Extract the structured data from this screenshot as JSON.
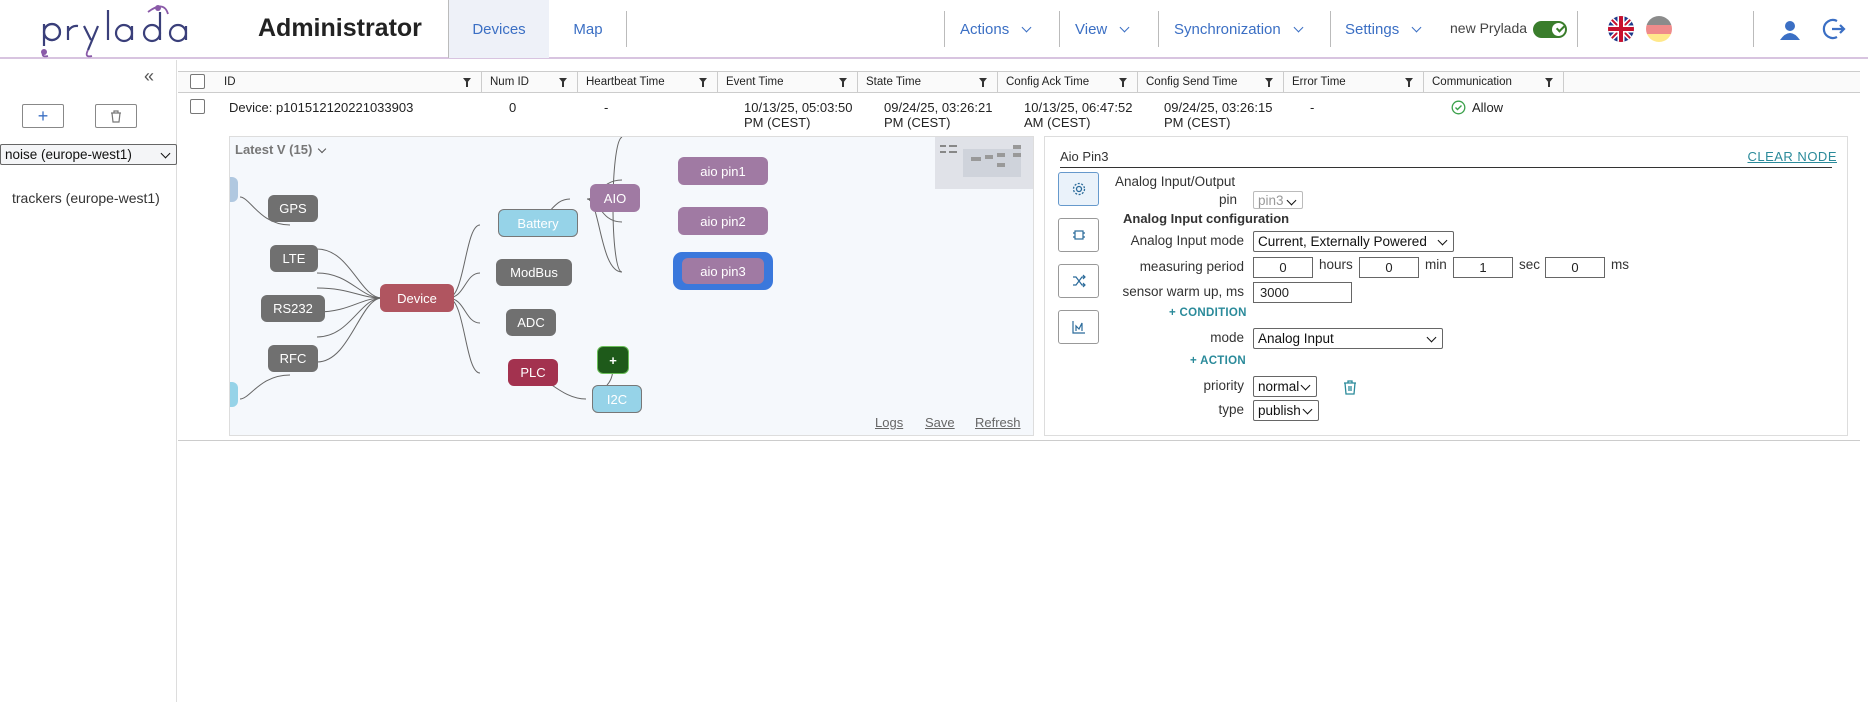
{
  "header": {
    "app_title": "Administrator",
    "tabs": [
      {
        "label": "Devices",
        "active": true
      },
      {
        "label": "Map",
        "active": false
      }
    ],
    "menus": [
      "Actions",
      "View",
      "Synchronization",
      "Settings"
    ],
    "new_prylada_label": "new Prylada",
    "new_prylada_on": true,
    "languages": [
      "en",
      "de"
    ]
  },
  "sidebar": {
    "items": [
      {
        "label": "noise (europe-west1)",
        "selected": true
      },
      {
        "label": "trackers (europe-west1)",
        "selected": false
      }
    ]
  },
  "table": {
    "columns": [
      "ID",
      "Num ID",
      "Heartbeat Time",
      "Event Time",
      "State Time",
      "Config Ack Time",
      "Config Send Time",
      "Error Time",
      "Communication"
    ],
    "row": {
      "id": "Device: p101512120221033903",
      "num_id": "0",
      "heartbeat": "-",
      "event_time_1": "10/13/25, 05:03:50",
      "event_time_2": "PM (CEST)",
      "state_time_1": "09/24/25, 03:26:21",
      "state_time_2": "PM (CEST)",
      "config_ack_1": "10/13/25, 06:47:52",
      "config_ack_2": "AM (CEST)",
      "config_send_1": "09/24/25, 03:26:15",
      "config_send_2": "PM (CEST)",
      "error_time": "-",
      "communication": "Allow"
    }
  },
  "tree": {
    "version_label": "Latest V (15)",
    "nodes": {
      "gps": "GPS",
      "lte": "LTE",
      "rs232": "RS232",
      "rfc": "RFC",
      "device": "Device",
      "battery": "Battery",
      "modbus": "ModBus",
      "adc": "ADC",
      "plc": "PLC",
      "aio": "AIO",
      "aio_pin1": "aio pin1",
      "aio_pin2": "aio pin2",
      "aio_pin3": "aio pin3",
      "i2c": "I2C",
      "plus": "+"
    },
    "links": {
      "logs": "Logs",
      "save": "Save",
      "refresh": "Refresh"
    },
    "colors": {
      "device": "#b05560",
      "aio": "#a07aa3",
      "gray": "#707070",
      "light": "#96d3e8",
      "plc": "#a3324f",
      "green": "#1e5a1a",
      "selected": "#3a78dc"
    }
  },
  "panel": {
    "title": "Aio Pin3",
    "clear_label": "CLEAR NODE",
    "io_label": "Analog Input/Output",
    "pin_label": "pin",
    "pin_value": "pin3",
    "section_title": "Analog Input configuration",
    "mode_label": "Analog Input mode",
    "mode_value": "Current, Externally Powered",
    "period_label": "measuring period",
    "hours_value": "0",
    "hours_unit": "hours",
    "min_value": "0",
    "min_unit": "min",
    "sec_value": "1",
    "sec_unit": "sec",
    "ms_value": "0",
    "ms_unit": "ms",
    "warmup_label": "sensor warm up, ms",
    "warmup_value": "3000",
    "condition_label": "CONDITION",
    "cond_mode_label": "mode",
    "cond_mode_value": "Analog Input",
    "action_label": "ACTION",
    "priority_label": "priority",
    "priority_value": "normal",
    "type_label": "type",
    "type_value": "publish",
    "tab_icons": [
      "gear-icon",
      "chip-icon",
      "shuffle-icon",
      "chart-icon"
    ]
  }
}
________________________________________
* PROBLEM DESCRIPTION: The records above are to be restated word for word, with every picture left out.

* SOLUTION FOR THIS TASK:
Extract the structured data from this screenshot as JSON.
{
  "header": {
    "app_title": "Administrator",
    "tabs": [
      {
        "label": "Devices",
        "active": true
      },
      {
        "label": "Map",
        "active": false
      }
    ],
    "menus": [
      "Actions",
      "View",
      "Synchronization",
      "Settings"
    ],
    "new_prylada_label": "new Prylada",
    "new_prylada_on": true,
    "languages": [
      "en",
      "de"
    ]
  },
  "sidebar": {
    "items": [
      {
        "label": "noise (europe-west1)",
        "selected": true
      },
      {
        "label": "trackers (europe-west1)",
        "selected": false
      }
    ]
  },
  "table": {
    "columns": [
      "ID",
      "Num ID",
      "Heartbeat Time",
      "Event Time",
      "State Time",
      "Config Ack Time",
      "Config Send Time",
      "Error Time",
      "Communication"
    ],
    "row": {
      "id": "Device: p101512120221033903",
      "num_id": "0",
      "heartbeat": "-",
      "event_time_1": "10/13/25, 05:03:50",
      "event_time_2": "PM (CEST)",
      "state_time_1": "09/24/25, 03:26:21",
      "state_time_2": "PM (CEST)",
      "config_ack_1": "10/13/25, 06:47:52",
      "config_ack_2": "AM (CEST)",
      "config_send_1": "09/24/25, 03:26:15",
      "config_send_2": "PM (CEST)",
      "error_time": "-",
      "communication": "Allow"
    }
  },
  "tree": {
    "version_label": "Latest V (15)",
    "nodes": {
      "gps": "GPS",
      "lte": "LTE",
      "rs232": "RS232",
      "rfc": "RFC",
      "device": "Device",
      "battery": "Battery",
      "modbus": "ModBus",
      "adc": "ADC",
      "plc": "PLC",
      "aio": "AIO",
      "aio_pin1": "aio pin1",
      "aio_pin2": "aio pin2",
      "aio_pin3": "aio pin3",
      "i2c": "I2C",
      "plus": "+"
    },
    "links": {
      "logs": "Logs",
      "save": "Save",
      "refresh": "Refresh"
    },
    "colors": {
      "device": "#b05560",
      "aio": "#a07aa3",
      "gray": "#707070",
      "light": "#96d3e8",
      "plc": "#a3324f",
      "green": "#1e5a1a",
      "selected": "#3a78dc"
    }
  },
  "panel": {
    "title": "Aio Pin3",
    "clear_label": "CLEAR NODE",
    "io_label": "Analog Input/Output",
    "pin_label": "pin",
    "pin_value": "pin3",
    "section_title": "Analog Input configuration",
    "mode_label": "Analog Input mode",
    "mode_value": "Current, Externally Powered",
    "period_label": "measuring period",
    "hours_value": "0",
    "hours_unit": "hours",
    "min_value": "0",
    "min_unit": "min",
    "sec_value": "1",
    "sec_unit": "sec",
    "ms_value": "0",
    "ms_unit": "ms",
    "warmup_label": "sensor warm up, ms",
    "warmup_value": "3000",
    "condition_label": "CONDITION",
    "cond_mode_label": "mode",
    "cond_mode_value": "Analog Input",
    "action_label": "ACTION",
    "priority_label": "priority",
    "priority_value": "normal",
    "type_label": "type",
    "type_value": "publish",
    "tab_icons": [
      "gear-icon",
      "chip-icon",
      "shuffle-icon",
      "chart-icon"
    ]
  }
}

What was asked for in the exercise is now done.